When purchasing a co-op or condo, a purchaser and his legal counsel should undertake the due diligence process together, review their findings and determine if the purchase makes sense. Legal advisors have varying opinions on how much activity should be included in the due diligence process and often the process is shaped by the details of a particular sale. The purchase of a one-bedroom apartment in a well established, multi-unit co-op building will likely differ from the purchase of a unit in a small brownstone with only one or two other shareholders.
No matter what the size of the apartment, there are a few steps that every purchaser should take in the due diligence process. "Before you make an offer, get familiar with the surroundings; look for potential trouble spots," says Adam Finkelstein, a partner specializing in real estate with the Manhattan law firm of Wagner Davis and Gold, PC. "For example, a penthouse apartment may have water or leakage problems, or a first floor unit may have noise or traffic issues. Look at the condition of the appliances - are they in working order? Pay attention to the details." he adds.
Michael Present, a real estate attorney with Sexter and Warmflash, PC, a Manhattan-based law firm, says it's a good idea to visit the apartment several times at different times of day. "At the open house on a Sunday morning it may be quiet, but it might be very different at five o'clock in the afternoon on a weekday," he says.

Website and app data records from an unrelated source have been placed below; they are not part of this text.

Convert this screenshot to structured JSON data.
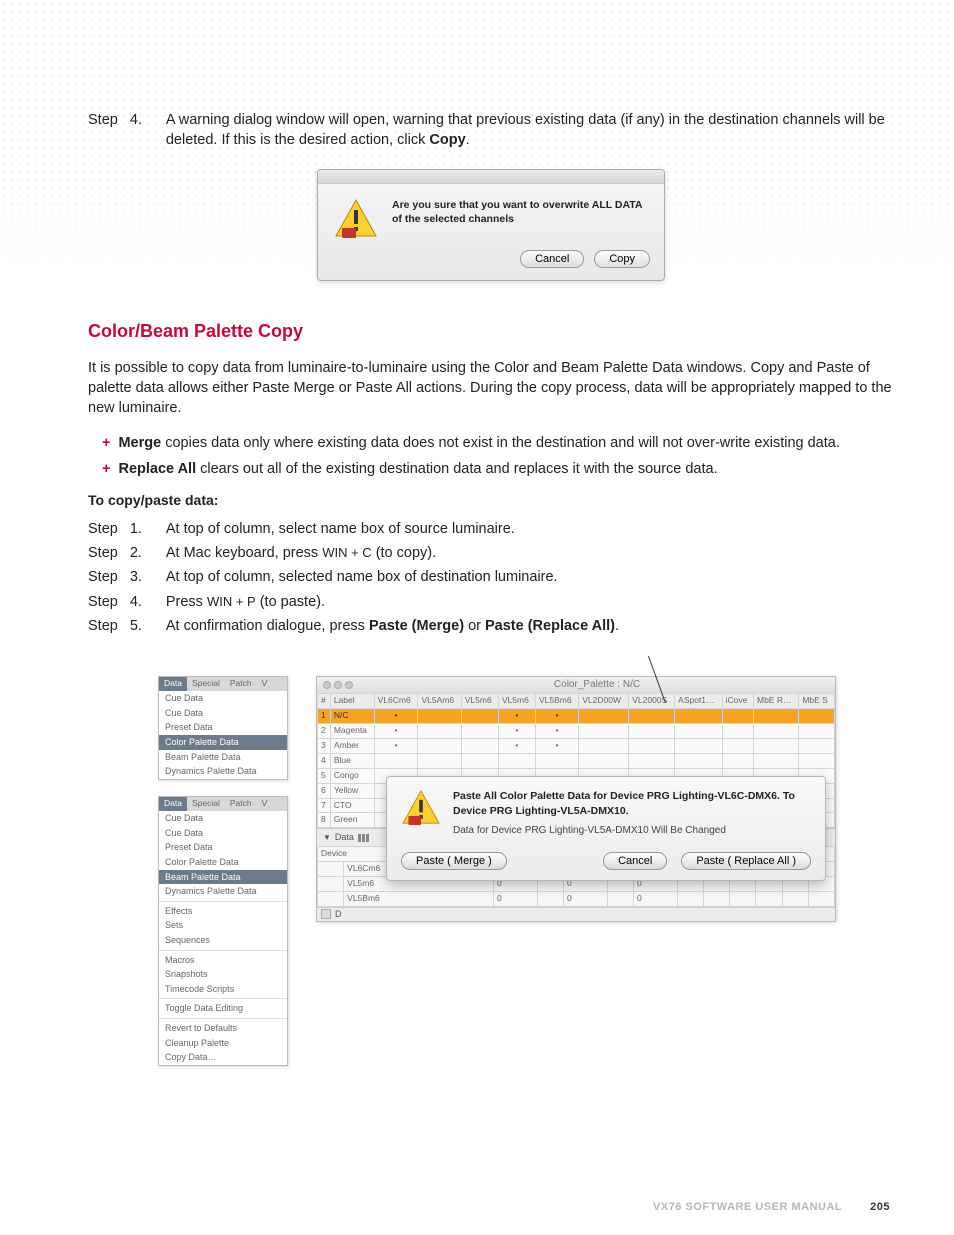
{
  "step4": {
    "label": "Step",
    "num": "4.",
    "text_a": "A warning dialog window will open, warning that previous existing data (if any) in the destination channels will be deleted. If this is the desired action, click ",
    "text_b": "Copy",
    "text_c": "."
  },
  "dialog1": {
    "message": "Are you sure that you want to overwrite ALL DATA of the selected channels",
    "cancel": "Cancel",
    "copy": "Copy"
  },
  "section_title": "Color/Beam Palette Copy",
  "intro": "It is possible to copy data from luminaire-to-luminaire using the Color and Beam Palette Data windows. Copy and Paste of palette data allows either Paste Merge or Paste All actions. During the copy process, data will be appropriately mapped to the new luminaire.",
  "bullets": [
    {
      "bold": "Merge",
      "rest": " copies data only where existing data does not exist in the destination and will not over-write existing data."
    },
    {
      "bold": "Replace All",
      "rest": " clears out all of the existing destination data and replaces it with the source data."
    }
  ],
  "subheading": "To copy/paste data:",
  "steps": [
    {
      "label": "Step",
      "num": "1.",
      "body": "At top of column, select name box of source luminaire."
    },
    {
      "label": "Step",
      "num": "2.",
      "body_a": "At Mac keyboard, press ",
      "kbd": "WIN + C",
      "body_b": " (to copy)."
    },
    {
      "label": "Step",
      "num": "3.",
      "body": "At top of column, selected name box of destination luminaire."
    },
    {
      "label": "Step",
      "num": "4.",
      "body_a": "Press ",
      "kbd": "WIN + P",
      "body_b": " (to paste)."
    },
    {
      "label": "Step",
      "num": "5.",
      "body_a": "At confirmation dialogue, press ",
      "bold1": "Paste (Merge)",
      "mid": " or ",
      "bold2": "Paste (Replace All)",
      "end": "."
    }
  ],
  "menu": {
    "tabs": [
      "Data",
      "Special",
      "Patch",
      "V"
    ],
    "panel1": {
      "items": [
        "Cue Data",
        "Cue Data",
        "Preset Data",
        "Color Palette Data",
        "Beam Palette Data",
        "Dynamics Palette Data"
      ],
      "selected": 3
    },
    "panel2": {
      "items": [
        "Cue Data",
        "Cue Data",
        "Preset Data",
        "Color Palette Data",
        "Beam Palette Data",
        "Dynamics Palette Data"
      ],
      "selected": 4,
      "groups": [
        [
          "Effects",
          "Sets",
          "Sequences"
        ],
        [
          "Macros",
          "Snapshots",
          "Timecode Scripts"
        ],
        [
          "Toggle Data Editing"
        ],
        [
          "Revert to Defaults",
          "Cleanup Palette",
          "Copy Data…"
        ]
      ]
    }
  },
  "palette": {
    "title": "Color_Palette : N/C",
    "columns": [
      "#",
      "Label",
      "VL6Cm6",
      "VL5Am6",
      "VL5m6",
      "VL5m6",
      "VL5Bm6",
      "VL2D00W",
      "VL2000S",
      "ASpot1…",
      "iCove",
      "MbE R…",
      "MbE S"
    ],
    "rows": [
      {
        "n": "1",
        "label": "N/C",
        "dots": [
          1,
          0,
          0,
          1,
          1,
          0,
          0,
          0,
          0,
          0,
          0
        ],
        "sel": true
      },
      {
        "n": "2",
        "label": "Magenta",
        "dots": [
          1,
          0,
          0,
          1,
          1,
          0,
          0,
          0,
          0,
          0,
          0
        ]
      },
      {
        "n": "3",
        "label": "Amber",
        "dots": [
          1,
          0,
          0,
          1,
          1,
          0,
          0,
          0,
          0,
          0,
          0
        ]
      },
      {
        "n": "4",
        "label": "Blue",
        "dots": [
          0,
          0,
          0,
          0,
          0,
          0,
          0,
          0,
          0,
          0,
          0
        ]
      },
      {
        "n": "5",
        "label": "Congo",
        "dots": [
          0,
          0,
          0,
          0,
          0,
          0,
          0,
          0,
          0,
          0,
          0
        ]
      },
      {
        "n": "6",
        "label": "Yellow",
        "dots": [
          0,
          0,
          0,
          0,
          0,
          0,
          0,
          0,
          0,
          0,
          0
        ]
      },
      {
        "n": "7",
        "label": "CTO",
        "dots": [
          0,
          0,
          0,
          0,
          0,
          0,
          0,
          0,
          0,
          0,
          0
        ]
      },
      {
        "n": "8",
        "label": "Green",
        "dots": [
          0,
          0,
          0,
          0,
          0,
          0,
          0,
          0,
          0,
          0,
          0
        ]
      }
    ],
    "data_section_label": "Data",
    "device_header": "Device",
    "devices": [
      {
        "name": "VL6Cm6",
        "vals": [
          "",
          "",
          "",
          "",
          "",
          "",
          "",
          "",
          "",
          "",
          ""
        ]
      },
      {
        "name": "VL5m6",
        "vals": [
          "0",
          "",
          "0",
          "",
          "0",
          "",
          "",
          "",
          "",
          "",
          ""
        ]
      },
      {
        "name": "VL5Bm6",
        "vals": [
          "0",
          "",
          "0",
          "",
          "0",
          "",
          "",
          "",
          "",
          "",
          ""
        ]
      }
    ],
    "status_D": "D"
  },
  "paste_dialog": {
    "bold": "Paste All Color Palette Data for Device PRG Lighting-VL6C-DMX6.  To Device PRG Lighting-VL5A-DMX10.",
    "plain": "Data for Device PRG Lighting-VL5A-DMX10 Will Be Changed",
    "merge": "Paste ( Merge )",
    "cancel": "Cancel",
    "replace": "Paste ( Replace All )"
  },
  "footer": {
    "manual": "VX76 SOFTWARE USER MANUAL",
    "page": "205"
  }
}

The next step in the due diligence process is to review the building documents and financial statements. This includes reading the offering plan and amendments. "This may be irrelevant in an older building, but not always," says Finkelstein. "If a building converted in 1986, the engineering report may be helpful for major capital improvements. If you see the roof was replaced at the time of conversion and you know roofs are generally good for 20 years, you can deduce that the building will be due for a new roof soon."